▶ DATA TO EXAMINE
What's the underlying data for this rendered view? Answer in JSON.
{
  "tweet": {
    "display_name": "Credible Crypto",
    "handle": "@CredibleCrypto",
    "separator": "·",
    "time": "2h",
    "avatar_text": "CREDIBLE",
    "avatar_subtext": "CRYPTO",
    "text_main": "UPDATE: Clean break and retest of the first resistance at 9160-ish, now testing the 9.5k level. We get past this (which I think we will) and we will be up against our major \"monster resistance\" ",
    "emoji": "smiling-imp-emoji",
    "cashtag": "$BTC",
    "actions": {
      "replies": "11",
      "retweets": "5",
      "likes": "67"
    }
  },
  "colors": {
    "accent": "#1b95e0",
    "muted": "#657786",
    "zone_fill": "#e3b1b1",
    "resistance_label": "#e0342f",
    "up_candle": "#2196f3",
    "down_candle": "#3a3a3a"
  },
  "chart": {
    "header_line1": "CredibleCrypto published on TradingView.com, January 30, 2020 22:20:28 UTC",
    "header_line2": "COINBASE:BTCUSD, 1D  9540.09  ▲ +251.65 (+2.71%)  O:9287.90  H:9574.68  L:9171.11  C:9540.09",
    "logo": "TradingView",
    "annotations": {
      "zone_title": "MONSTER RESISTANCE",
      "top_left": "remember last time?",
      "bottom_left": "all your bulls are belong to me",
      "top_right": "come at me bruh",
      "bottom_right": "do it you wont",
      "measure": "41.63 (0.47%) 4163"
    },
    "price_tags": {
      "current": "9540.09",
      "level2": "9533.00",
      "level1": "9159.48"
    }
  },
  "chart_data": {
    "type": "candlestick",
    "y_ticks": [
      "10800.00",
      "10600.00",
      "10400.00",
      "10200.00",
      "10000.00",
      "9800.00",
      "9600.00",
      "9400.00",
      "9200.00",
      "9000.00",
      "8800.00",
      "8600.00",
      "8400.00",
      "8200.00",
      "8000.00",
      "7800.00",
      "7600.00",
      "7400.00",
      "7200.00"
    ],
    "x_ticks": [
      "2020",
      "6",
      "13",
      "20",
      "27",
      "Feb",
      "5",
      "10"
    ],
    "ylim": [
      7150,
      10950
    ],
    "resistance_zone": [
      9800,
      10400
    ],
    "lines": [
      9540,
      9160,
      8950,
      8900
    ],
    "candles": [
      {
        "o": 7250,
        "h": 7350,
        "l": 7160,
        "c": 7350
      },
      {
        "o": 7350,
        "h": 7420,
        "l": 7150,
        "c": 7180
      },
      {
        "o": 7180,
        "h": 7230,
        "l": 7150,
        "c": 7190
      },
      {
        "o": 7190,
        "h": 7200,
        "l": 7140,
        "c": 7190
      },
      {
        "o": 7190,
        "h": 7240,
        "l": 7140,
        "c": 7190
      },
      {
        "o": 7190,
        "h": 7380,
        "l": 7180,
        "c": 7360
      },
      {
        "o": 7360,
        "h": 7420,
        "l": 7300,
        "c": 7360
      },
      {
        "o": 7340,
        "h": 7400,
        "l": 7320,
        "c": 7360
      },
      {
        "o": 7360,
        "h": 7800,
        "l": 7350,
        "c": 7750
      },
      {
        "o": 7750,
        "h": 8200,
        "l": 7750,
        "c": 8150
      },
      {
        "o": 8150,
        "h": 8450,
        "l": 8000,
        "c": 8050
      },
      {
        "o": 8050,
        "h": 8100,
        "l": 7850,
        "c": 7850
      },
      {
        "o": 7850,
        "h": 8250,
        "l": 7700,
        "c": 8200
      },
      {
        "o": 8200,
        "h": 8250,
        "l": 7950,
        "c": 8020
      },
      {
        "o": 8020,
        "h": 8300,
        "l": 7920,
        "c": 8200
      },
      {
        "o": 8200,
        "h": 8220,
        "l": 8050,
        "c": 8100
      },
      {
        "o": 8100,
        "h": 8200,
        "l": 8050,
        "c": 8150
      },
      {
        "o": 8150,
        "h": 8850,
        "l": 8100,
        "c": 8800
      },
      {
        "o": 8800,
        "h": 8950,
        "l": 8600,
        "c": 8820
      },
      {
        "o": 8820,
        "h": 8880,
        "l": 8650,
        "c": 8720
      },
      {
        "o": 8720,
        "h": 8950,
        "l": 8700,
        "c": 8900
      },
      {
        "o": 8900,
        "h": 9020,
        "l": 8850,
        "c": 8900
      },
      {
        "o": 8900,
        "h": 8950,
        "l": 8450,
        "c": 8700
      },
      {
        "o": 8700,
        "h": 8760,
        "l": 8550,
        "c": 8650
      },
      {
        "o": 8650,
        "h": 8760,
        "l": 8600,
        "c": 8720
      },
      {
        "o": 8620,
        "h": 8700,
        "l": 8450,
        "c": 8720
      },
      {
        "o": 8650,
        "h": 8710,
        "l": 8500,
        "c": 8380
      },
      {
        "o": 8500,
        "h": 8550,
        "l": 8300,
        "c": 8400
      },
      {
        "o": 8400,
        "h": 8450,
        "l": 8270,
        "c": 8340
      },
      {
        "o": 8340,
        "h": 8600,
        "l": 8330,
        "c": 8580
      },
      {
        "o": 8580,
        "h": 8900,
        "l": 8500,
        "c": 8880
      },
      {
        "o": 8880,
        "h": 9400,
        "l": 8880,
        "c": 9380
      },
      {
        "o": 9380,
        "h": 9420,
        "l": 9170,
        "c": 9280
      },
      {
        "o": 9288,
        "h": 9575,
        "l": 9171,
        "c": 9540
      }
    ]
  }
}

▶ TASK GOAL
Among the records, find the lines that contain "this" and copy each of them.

▶ WORKED SOLUTION
What's the underlying data for this rendered view? Answer in JSON.
    "text_main": "UPDATE: Clean break and retest of the first resistance at 9160-ish, now testing the 9.5k level. We get past this (which I think we will) and we will be up against our major \"monster resistance\" ",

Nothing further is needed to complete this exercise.